Records shown |
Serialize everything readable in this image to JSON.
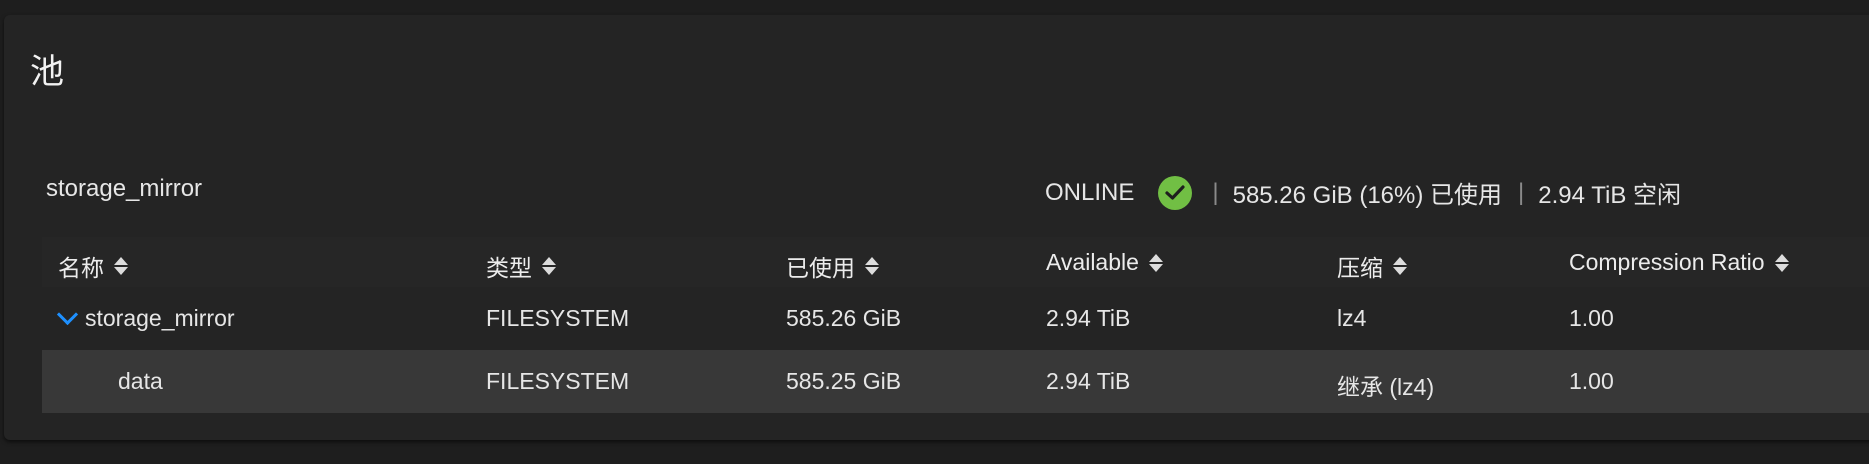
{
  "page": {
    "title": "池"
  },
  "pool": {
    "name": "storage_mirror",
    "status": "ONLINE",
    "status_icon": "check-circle-icon",
    "status_color": "#71bf44",
    "used_text": "585.26 GiB (16%) 已使用",
    "free_text": "2.94 TiB 空闲"
  },
  "table": {
    "headers": [
      "名称",
      "类型",
      "已使用",
      "Available",
      "压缩",
      "Compression Ratio"
    ],
    "rows": [
      {
        "name": "storage_mirror",
        "type": "FILESYSTEM",
        "used": "585.26 GiB",
        "available": "2.94 TiB",
        "compression": "lz4",
        "ratio": "1.00",
        "expanded": true
      },
      {
        "name": "data",
        "type": "FILESYSTEM",
        "used": "585.25 GiB",
        "available": "2.94 TiB",
        "compression": "继承 (lz4)",
        "ratio": "1.00"
      }
    ]
  },
  "colors": {
    "accent": "#1e90ff",
    "background": "#242424"
  }
}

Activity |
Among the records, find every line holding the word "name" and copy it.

Answer |
    "name": "storage_mirror",
        "name": "storage_mirror",
        "name": "data",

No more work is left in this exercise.